EXERCISE INPUTS:
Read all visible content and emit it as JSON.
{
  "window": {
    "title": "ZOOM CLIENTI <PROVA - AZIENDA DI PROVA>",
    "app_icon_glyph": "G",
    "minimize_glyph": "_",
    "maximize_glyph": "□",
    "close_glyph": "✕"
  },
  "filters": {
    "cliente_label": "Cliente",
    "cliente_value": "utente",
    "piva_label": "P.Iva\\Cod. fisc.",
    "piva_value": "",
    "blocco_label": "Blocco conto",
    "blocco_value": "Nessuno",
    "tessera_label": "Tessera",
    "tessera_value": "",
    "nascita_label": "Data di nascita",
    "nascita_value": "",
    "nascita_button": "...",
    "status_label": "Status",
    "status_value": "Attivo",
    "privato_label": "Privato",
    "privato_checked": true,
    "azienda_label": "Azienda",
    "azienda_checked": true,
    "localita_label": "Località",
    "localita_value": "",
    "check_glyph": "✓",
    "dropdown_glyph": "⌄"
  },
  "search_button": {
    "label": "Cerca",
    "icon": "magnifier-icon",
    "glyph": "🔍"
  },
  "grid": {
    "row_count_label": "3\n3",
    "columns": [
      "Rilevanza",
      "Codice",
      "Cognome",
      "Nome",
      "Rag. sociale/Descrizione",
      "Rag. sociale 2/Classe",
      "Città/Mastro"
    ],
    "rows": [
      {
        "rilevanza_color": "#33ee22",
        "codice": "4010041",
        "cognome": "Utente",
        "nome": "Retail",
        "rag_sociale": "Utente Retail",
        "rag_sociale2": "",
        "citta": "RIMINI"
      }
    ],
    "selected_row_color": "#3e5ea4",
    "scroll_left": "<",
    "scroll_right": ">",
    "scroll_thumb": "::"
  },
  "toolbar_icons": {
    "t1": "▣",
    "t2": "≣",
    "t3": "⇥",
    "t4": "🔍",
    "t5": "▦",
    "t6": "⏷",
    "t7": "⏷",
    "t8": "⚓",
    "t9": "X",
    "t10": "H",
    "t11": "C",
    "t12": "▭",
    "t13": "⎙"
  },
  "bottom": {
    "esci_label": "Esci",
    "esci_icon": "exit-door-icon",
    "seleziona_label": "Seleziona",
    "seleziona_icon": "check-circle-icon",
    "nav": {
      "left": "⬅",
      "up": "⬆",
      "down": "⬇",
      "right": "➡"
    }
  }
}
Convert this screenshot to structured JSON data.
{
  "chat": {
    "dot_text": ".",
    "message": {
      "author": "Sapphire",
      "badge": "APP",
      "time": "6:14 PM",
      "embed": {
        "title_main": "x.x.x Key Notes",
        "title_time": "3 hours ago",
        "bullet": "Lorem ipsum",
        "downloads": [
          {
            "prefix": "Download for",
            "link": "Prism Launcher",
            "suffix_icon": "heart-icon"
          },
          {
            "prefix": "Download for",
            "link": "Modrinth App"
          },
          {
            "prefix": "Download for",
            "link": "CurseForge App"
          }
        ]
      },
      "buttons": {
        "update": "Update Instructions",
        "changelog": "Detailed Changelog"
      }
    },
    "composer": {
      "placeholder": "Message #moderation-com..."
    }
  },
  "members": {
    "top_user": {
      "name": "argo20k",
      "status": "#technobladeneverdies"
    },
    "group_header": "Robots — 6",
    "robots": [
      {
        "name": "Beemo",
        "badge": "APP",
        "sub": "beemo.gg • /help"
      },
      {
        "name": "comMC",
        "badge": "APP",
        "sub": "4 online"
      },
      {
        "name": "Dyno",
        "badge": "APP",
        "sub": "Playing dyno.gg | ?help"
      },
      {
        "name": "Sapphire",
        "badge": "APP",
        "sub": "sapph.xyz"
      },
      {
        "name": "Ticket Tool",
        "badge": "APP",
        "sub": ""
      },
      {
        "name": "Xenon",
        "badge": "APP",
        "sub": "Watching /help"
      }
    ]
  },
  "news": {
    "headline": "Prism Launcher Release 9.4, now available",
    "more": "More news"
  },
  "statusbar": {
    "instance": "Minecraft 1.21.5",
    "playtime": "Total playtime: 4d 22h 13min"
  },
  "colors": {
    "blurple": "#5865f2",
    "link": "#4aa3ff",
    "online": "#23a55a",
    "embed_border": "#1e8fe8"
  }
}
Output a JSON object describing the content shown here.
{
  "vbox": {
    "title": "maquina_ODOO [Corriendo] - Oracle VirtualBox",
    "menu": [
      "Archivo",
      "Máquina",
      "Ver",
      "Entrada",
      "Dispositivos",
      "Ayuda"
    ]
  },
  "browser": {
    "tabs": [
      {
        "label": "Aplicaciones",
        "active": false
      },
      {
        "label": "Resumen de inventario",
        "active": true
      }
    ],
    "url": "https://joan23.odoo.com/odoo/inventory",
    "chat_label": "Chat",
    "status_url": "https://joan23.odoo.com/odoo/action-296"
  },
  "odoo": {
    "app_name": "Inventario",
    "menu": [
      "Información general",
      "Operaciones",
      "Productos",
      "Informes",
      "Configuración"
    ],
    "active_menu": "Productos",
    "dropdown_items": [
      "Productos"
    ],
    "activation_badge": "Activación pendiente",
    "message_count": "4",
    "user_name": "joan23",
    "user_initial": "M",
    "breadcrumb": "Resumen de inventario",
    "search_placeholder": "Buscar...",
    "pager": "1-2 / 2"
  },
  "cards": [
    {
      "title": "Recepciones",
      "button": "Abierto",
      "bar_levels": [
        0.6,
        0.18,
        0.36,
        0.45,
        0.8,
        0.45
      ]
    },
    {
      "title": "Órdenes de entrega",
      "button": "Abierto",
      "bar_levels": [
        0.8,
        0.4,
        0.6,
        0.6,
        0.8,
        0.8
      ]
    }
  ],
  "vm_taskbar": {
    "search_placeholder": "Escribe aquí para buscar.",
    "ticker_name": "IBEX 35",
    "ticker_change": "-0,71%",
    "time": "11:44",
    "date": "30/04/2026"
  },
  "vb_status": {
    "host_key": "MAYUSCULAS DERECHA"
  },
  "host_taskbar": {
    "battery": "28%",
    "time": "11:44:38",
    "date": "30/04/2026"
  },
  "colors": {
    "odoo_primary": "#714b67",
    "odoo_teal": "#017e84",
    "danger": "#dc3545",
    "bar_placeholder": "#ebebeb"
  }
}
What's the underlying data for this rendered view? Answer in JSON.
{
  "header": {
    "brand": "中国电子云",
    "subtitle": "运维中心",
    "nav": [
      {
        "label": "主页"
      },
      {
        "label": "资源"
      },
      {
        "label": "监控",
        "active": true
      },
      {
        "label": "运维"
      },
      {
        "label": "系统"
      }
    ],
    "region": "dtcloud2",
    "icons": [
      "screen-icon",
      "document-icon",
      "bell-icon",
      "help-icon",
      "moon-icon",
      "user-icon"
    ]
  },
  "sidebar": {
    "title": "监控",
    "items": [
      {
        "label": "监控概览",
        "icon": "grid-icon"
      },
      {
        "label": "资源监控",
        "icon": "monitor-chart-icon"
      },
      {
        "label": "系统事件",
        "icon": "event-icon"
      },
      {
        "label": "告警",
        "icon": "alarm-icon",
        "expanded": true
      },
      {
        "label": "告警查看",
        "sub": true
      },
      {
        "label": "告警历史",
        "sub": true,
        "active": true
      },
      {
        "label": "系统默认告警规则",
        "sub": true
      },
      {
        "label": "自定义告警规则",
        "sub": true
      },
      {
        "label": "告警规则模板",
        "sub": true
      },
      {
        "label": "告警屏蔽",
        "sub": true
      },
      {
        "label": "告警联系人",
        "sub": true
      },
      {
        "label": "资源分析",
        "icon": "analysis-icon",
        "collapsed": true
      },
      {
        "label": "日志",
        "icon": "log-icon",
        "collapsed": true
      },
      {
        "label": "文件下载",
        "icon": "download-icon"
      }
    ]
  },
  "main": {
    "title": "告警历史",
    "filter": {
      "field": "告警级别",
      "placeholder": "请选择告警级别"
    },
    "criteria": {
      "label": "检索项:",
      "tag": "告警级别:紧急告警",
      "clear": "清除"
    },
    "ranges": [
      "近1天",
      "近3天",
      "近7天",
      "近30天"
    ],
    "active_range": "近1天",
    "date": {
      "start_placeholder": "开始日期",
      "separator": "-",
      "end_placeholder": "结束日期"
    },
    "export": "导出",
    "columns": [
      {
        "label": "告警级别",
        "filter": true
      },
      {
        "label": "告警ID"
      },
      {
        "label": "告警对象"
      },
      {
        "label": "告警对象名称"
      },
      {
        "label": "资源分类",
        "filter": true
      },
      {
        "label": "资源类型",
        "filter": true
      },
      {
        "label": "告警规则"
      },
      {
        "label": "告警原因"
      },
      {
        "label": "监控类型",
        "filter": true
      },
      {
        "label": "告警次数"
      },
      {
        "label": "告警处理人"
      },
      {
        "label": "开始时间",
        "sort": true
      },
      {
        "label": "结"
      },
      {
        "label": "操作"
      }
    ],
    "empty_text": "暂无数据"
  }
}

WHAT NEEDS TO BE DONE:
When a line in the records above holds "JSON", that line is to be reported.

ANSWER FOR THE TASK:
Read all visible content and emit it as JSON.
Convert this screenshot to structured JSON data.
Output a JSON object describing the content shown here.
What's the underlying data for this rendered view? Answer in JSON.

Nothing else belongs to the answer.